Directions
For each line below that includes the string "JSON", show the whole line.

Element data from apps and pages
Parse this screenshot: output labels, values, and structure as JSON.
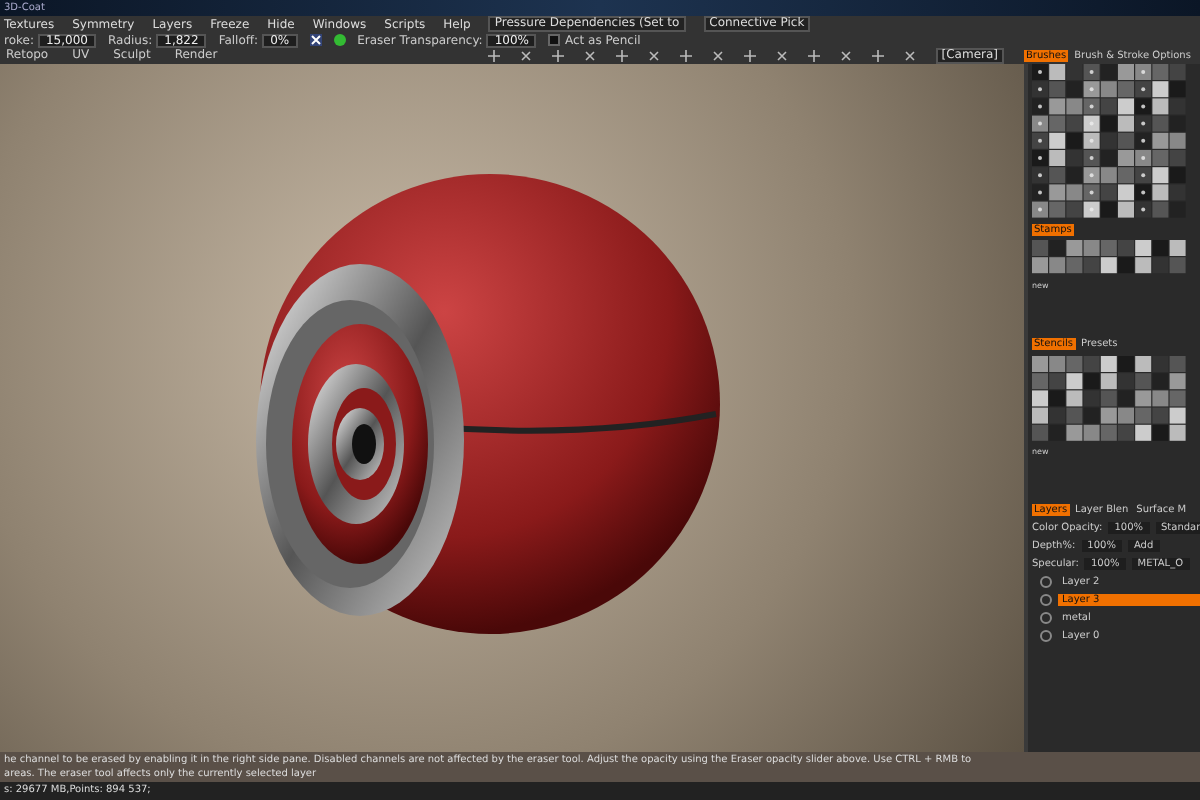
{
  "window": {
    "title": "3D-Coat"
  },
  "menu": [
    "Textures",
    "Symmetry",
    "Layers",
    "Freeze",
    "Hide",
    "Windows",
    "Scripts",
    "Help"
  ],
  "menu_right": {
    "dropdown": "Pressure Dependencies (Set to",
    "pick": "Connective Pick"
  },
  "toolbar": [
    {
      "kind": "field",
      "label": "roke:",
      "value": "15,000"
    },
    {
      "kind": "field",
      "label": "Radius:",
      "value": "1,822"
    },
    {
      "kind": "field",
      "label": "Falloff:",
      "value": "0%"
    },
    {
      "kind": "field",
      "label": "Eraser Transparency:",
      "value": "100%"
    },
    {
      "kind": "check",
      "label": "Act as Pencil",
      "checked": false
    }
  ],
  "rooms": [
    {
      "label": "Retopo",
      "selected": false
    },
    {
      "label": "UV",
      "selected": false
    },
    {
      "label": "Sculpt",
      "selected": false
    },
    {
      "label": "Render",
      "selected": false
    }
  ],
  "camera": "[Camera]",
  "brush_tabs": [
    {
      "label": "Brushes",
      "selected": true
    },
    {
      "label": "Brush & Stroke Options",
      "selected": false
    }
  ],
  "stamps": {
    "title": "Stamps",
    "new_label": "new"
  },
  "stencil_tabs": [
    {
      "label": "Stencils",
      "selected": true
    },
    {
      "label": "Presets",
      "selected": false
    }
  ],
  "stencils": {
    "new_label": "new"
  },
  "layer_tabs": [
    {
      "label": "Layers",
      "selected": true
    },
    {
      "label": "Layer Blen",
      "selected": false
    },
    {
      "label": "Surface M",
      "selected": false
    }
  ],
  "layer_props": [
    {
      "label": "Color Opacity:",
      "value": "100%",
      "mode": "Standar"
    },
    {
      "label": "Depth%:",
      "value": "100%",
      "mode": "Add"
    },
    {
      "label": "Specular:",
      "value": "100%",
      "mode": "METAL_O"
    }
  ],
  "layers": [
    {
      "name": "Layer 2",
      "selected": false
    },
    {
      "name": "Layer 3",
      "selected": true
    },
    {
      "name": "metal",
      "selected": false
    },
    {
      "name": "Layer 0",
      "selected": false
    }
  ],
  "hint": [
    "he channel to be erased by enabling it in the right side pane.  Disabled channels are not affected by the eraser tool. Adjust the opacity using the Eraser opacity slider above. Use CTRL + RMB to",
    "areas. The eraser tool affects only the currently selected layer"
  ],
  "status_bar": "s: 29677 MB,Points: 894 537;"
}
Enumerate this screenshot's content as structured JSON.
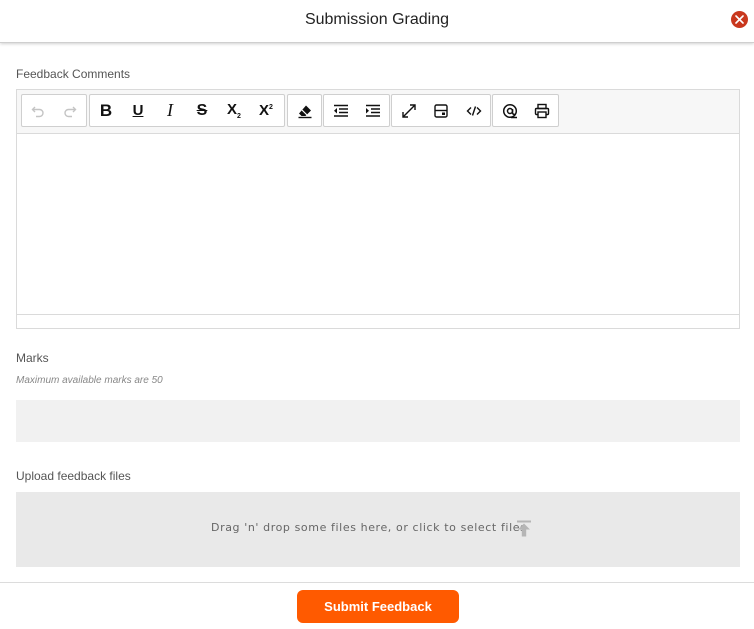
{
  "modal": {
    "title": "Submission Grading"
  },
  "feedback": {
    "label": "Feedback Comments",
    "toolbar": {
      "undo": "undo-icon",
      "redo": "redo-icon",
      "bold": "B",
      "underline": "U",
      "italic": "I",
      "strikethrough": "S",
      "subscript": "X",
      "subscript_mark": "2",
      "superscript": "X",
      "superscript_mark": "2",
      "icons": [
        "undo-icon",
        "redo-icon",
        "bold-icon",
        "underline-icon",
        "italic-icon",
        "strikethrough-icon",
        "subscript-icon",
        "superscript-icon",
        "eraser-icon",
        "outdent-icon",
        "indent-icon",
        "fullscreen-icon",
        "preview-icon",
        "code-icon",
        "mention-icon",
        "print-icon"
      ]
    },
    "content": ""
  },
  "marks": {
    "label": "Marks",
    "hint": "Maximum available marks are 50",
    "value": "",
    "placeholder": ""
  },
  "upload": {
    "label": "Upload feedback files",
    "dropzone_text": "Drag 'n' drop some files here, or click to select files"
  },
  "footer": {
    "submit_label": "Submit Feedback"
  },
  "colors": {
    "accent": "#ff5a00",
    "close": "#c9381e"
  }
}
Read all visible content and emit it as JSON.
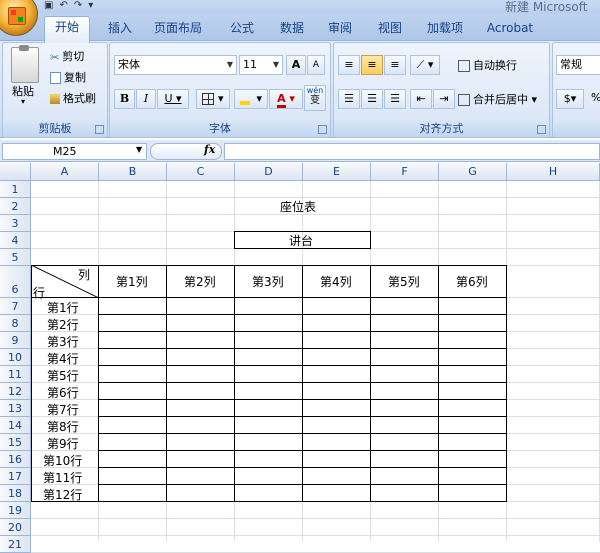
{
  "window": {
    "title": "新建 Microsoft"
  },
  "quick_access": {
    "save_glyph": "▣",
    "undo_glyph": "↶",
    "redo_glyph": "↷",
    "more_glyph": "▾"
  },
  "tabs": [
    {
      "label": "开始",
      "active": true
    },
    {
      "label": "插入"
    },
    {
      "label": "页面布局"
    },
    {
      "label": "公式"
    },
    {
      "label": "数据"
    },
    {
      "label": "审阅"
    },
    {
      "label": "视图"
    },
    {
      "label": "加载项"
    },
    {
      "label": "Acrobat"
    }
  ],
  "clipboard": {
    "paste_label": "粘贴",
    "cut_label": "剪切",
    "copy_label": "复制",
    "format_painter_label": "格式刷",
    "group_label": "剪贴板"
  },
  "font": {
    "font_name": "宋体",
    "font_size": "11",
    "bold": "B",
    "italic": "I",
    "underline": "U",
    "grow": "A",
    "shrink": "A",
    "font_color": "A",
    "phonetic": "wén",
    "phonetic_char": "变",
    "group_label": "字体"
  },
  "alignment": {
    "wrap_label": "自动换行",
    "merge_label": "合并后居中",
    "group_label": "对齐方式"
  },
  "number": {
    "format": "常规",
    "percent": "%"
  },
  "formula_bar": {
    "name_box": "M25",
    "fx": "fx",
    "value": ""
  },
  "colors": {
    "ribbon_text": "#15428b",
    "tab_active_border": "#8db2e3",
    "highlight": "#fbcd5b"
  },
  "columns": [
    "A",
    "B",
    "C",
    "D",
    "E",
    "F",
    "G",
    "H"
  ],
  "rows": [
    "1",
    "2",
    "3",
    "4",
    "5",
    "6",
    "7",
    "8",
    "9",
    "10",
    "11",
    "12",
    "13",
    "14",
    "15",
    "16",
    "17",
    "18",
    "19",
    "20",
    "21"
  ],
  "sheet": {
    "title": "座位表",
    "podium": "讲台",
    "corner_col_label": "列",
    "corner_row_label": "行",
    "col_headers": [
      "第1列",
      "第2列",
      "第3列",
      "第4列",
      "第5列",
      "第6列"
    ],
    "row_headers": [
      "第1行",
      "第2行",
      "第3行",
      "第4行",
      "第5行",
      "第6行",
      "第7行",
      "第8行",
      "第9行",
      "第10行",
      "第11行",
      "第12行"
    ]
  }
}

Final answer
Parse this screenshot: output labels, values, and structure as JSON.
Enumerate this screenshot's content as structured JSON.
Read all visible content and emit it as JSON.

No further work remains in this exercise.